Posts Tagged ‘James Campanella

03
Jan
10

Ted Chiang – “The Merchant and the Alchemist’s Gate” review

Like any good boyfriend, I have an uncontrollable urge to push good science fiction on my geeky girl of choice. After sort of striking out with Neuromancer, I have rallied the troops by recommending a Ted Chiang short story. I like it so much I decided to push it on you as well.

You can find an audio recording that is performed quite well by James Campanella for free here. It’s about an hour and ten minutes long.

Who’s Ted Chiang? It’s okay, I hadn’t heard of him either. He’s a science fiction author who has only written a few stories, published at an incredibly slow rate. However, he’s won and been nominated for a truly ridiculous amount of science fiction awards. Each story has been truly labored over… and you can tell. I’ve read four or five of Chiang’s stories, but my favorite by far is the one I have linked above.

It’s a time travel story.
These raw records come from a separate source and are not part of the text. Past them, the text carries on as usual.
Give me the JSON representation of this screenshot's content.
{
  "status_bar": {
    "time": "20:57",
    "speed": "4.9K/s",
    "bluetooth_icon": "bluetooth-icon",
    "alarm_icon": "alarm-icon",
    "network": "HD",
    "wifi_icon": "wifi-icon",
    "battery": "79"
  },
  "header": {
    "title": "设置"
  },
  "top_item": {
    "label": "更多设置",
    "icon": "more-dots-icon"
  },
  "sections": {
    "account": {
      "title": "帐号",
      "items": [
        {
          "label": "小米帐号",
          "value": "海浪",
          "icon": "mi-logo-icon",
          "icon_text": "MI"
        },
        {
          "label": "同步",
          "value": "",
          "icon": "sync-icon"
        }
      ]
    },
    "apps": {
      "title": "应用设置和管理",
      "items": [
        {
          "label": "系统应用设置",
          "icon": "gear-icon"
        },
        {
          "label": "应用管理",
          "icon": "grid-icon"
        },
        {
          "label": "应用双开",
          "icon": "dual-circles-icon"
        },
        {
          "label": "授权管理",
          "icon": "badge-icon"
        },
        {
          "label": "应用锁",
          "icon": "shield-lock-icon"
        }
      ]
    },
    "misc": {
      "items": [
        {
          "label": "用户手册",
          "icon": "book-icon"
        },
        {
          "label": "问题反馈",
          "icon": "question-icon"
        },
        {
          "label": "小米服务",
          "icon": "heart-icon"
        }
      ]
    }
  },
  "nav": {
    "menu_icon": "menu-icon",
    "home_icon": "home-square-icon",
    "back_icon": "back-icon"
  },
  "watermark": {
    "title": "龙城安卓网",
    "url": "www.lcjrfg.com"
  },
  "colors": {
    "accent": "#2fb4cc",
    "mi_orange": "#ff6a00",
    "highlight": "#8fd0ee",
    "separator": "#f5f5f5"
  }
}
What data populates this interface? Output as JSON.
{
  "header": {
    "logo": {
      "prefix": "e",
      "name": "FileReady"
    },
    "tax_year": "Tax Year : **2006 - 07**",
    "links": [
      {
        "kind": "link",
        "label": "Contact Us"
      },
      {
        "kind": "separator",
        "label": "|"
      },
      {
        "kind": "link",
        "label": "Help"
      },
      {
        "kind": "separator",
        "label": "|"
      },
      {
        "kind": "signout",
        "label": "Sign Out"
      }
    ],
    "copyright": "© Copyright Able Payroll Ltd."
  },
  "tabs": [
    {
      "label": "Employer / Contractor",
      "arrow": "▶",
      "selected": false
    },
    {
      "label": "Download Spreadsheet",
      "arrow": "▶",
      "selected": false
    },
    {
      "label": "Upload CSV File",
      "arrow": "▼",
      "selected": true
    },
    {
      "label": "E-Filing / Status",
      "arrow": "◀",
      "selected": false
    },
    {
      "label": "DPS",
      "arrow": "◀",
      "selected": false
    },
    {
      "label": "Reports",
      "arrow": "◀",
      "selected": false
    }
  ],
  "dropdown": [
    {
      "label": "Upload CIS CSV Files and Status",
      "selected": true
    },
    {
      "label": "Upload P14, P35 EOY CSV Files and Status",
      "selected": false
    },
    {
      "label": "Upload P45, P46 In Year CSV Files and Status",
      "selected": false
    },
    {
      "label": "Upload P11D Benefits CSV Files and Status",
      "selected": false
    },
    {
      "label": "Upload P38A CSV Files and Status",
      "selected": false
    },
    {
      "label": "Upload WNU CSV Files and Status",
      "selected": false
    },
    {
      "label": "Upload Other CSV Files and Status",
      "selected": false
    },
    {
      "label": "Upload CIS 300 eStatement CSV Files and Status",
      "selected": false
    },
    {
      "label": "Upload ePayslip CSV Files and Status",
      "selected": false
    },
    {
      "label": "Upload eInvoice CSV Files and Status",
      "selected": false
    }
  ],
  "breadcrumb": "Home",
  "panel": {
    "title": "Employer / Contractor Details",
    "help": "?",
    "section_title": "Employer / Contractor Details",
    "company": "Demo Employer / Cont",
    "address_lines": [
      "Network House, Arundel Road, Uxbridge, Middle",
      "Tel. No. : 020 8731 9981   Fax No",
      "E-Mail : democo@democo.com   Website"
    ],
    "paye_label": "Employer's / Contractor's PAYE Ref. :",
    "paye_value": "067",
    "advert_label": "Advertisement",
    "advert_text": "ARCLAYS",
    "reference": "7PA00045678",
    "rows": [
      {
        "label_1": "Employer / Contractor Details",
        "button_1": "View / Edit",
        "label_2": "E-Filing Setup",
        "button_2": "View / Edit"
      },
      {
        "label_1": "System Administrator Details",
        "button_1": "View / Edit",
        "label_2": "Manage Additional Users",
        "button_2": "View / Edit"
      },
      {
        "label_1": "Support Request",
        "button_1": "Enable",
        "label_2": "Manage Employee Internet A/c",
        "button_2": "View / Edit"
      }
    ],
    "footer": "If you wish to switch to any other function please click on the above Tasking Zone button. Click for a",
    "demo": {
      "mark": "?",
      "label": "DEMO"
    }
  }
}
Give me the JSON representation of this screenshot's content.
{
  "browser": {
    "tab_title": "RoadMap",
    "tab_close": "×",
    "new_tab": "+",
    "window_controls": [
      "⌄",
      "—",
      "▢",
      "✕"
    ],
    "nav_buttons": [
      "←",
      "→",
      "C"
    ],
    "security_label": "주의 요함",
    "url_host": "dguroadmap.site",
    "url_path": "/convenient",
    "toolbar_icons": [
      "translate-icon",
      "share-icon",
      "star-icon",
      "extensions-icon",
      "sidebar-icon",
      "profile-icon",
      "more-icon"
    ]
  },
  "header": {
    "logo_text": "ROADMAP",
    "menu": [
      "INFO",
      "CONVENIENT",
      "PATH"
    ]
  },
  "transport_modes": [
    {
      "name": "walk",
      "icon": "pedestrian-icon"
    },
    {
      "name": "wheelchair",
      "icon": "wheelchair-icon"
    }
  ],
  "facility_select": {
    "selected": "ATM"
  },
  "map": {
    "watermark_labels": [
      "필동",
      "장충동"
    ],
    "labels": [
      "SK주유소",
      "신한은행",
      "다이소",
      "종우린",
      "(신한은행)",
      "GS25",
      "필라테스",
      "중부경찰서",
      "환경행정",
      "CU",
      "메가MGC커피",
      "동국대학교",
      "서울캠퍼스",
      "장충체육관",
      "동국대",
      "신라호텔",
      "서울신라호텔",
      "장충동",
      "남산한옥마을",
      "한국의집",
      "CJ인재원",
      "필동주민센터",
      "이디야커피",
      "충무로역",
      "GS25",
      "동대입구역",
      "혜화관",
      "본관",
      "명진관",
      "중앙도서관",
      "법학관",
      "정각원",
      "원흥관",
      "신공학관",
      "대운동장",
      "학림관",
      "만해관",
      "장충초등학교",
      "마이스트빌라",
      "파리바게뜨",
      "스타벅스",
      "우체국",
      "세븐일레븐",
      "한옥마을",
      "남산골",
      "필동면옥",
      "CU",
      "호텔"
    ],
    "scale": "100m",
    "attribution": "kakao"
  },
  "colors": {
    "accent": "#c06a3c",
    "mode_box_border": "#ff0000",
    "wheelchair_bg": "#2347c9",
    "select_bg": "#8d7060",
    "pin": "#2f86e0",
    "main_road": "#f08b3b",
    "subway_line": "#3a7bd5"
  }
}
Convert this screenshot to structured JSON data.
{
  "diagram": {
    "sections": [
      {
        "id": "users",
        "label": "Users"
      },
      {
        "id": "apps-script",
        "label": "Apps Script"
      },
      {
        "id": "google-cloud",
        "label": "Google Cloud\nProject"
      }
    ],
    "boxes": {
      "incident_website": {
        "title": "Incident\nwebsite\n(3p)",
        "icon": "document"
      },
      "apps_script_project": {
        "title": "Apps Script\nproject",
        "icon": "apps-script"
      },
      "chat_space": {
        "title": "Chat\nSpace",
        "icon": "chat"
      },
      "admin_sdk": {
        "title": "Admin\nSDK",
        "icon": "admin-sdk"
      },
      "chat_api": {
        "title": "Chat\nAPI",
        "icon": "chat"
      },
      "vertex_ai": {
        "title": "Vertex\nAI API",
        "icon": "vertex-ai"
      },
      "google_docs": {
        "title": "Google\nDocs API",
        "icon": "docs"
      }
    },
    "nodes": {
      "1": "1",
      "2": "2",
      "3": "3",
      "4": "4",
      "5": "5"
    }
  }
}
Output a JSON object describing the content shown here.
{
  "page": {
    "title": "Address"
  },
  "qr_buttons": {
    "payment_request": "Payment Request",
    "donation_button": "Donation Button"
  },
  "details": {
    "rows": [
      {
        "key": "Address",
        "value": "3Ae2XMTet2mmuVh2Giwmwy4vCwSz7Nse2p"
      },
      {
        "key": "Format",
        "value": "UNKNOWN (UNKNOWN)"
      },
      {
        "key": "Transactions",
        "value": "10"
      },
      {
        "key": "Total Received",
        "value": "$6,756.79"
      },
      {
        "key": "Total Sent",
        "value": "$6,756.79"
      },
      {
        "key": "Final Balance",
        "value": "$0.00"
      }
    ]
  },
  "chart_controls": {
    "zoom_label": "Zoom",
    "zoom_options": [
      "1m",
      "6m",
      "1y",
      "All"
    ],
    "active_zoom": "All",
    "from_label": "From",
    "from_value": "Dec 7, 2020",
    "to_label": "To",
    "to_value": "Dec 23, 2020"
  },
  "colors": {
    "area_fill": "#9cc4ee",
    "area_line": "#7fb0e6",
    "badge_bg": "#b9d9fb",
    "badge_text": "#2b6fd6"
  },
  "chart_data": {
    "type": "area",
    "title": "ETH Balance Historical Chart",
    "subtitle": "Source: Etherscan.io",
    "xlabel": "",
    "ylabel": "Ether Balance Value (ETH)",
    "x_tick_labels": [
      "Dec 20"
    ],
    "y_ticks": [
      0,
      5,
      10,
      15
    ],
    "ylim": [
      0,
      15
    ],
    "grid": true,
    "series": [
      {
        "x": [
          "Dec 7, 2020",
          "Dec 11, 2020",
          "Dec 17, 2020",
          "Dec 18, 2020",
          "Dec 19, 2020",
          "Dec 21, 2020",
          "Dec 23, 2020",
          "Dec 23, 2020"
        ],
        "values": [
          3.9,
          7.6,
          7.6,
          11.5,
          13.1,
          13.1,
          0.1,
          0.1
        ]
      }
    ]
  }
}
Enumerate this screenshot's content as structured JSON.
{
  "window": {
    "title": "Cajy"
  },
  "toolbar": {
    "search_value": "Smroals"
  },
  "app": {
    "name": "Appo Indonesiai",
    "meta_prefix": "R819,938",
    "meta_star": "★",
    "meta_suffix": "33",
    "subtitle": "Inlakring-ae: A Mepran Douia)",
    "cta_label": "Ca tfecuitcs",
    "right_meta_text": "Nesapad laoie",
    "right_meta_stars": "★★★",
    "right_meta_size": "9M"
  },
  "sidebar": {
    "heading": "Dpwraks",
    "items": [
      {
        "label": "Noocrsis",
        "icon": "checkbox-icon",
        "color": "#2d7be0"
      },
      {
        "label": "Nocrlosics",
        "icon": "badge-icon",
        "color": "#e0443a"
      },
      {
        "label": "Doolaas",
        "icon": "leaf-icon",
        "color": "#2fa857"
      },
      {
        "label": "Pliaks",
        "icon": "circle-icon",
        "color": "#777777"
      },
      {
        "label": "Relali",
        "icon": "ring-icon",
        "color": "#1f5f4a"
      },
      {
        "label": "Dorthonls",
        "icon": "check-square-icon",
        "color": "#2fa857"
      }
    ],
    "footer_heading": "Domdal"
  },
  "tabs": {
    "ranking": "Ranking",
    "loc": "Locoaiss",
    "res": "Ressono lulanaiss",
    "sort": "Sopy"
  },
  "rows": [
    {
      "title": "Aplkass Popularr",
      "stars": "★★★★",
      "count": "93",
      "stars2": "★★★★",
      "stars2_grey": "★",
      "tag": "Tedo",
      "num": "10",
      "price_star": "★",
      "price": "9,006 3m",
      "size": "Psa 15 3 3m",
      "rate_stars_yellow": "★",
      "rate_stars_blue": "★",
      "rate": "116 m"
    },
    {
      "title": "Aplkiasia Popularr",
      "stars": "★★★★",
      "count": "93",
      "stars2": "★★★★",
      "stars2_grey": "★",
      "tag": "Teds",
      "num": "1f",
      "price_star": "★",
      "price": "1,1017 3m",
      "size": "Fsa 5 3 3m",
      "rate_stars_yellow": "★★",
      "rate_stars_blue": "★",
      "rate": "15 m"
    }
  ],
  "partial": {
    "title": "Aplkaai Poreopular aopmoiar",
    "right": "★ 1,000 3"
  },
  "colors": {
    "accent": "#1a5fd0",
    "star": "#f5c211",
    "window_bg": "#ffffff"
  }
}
Wait! Don’t run if you don’t like time travel stories! It’s a very different kind of time travel story. It’s told in a kind of Arabian Nights sort of way, cloaking the science fictiony aspect of the story in the words of myth and legend. If you don’t like time paradoxes, you can actually rest easy here. I won’t spoil too much, but just know that you should give this one a shot even if time travel isn’t your thing.

“The Merchant and the Alchemist’s Gate” feels like several mini stories that are all connected. It tells the tale of many people that use a “gate of years” to go through time and details the effects that their travel has on their lives, and more importantly, their understanding of their lives. The narrator himself also journeys through the gate of years, giving the story a sense of immediacy so it doesn’t just feel like several tales being repeated for you to hear.

The real beauty of this story is that it’s just as much about storytelling as it is about time travel. It’s about the effect (or lack thereof) that a story can have on a person. It’s about fate, the prewritten “story” of your life, and how many people attempt to rewrite their own story, improving themselves along the way. Of course it’s also left to you to ask yourself, would you change your destiny? Meet yourself? Rob yourself?

It’s a tiny little story, but the characters are all surprisingly strong. I can’t help but mentally compare this to Steven Erikson, the author of the Malazan Book of the Fallen series. He can have you spending time with characters for hundreds of pages and you don’t feel you know them like you do the few people in Chiang’s story. Granted, Erikson’s characterization has gotten better in the second book, which is the one I’m still on, but that is for another review. This story makes you understand and care for it’s characters in a truly tiny amount of space. It’s really something to admire, especially in a science fiction story, where many people read just to get to the “gotcha” ending or the preachy moral.

A quick word about Campanella’s audio version of this story… it rules. He narrates it almost like The Prince from the Sands of Time video games, giving it an authentic sort of tone. The male voices are all really good; my only complaint would be with his female voices, as a few of them sound a little chipmunkish. To me though, this is absolutely the way to experience the story… so go listen to it!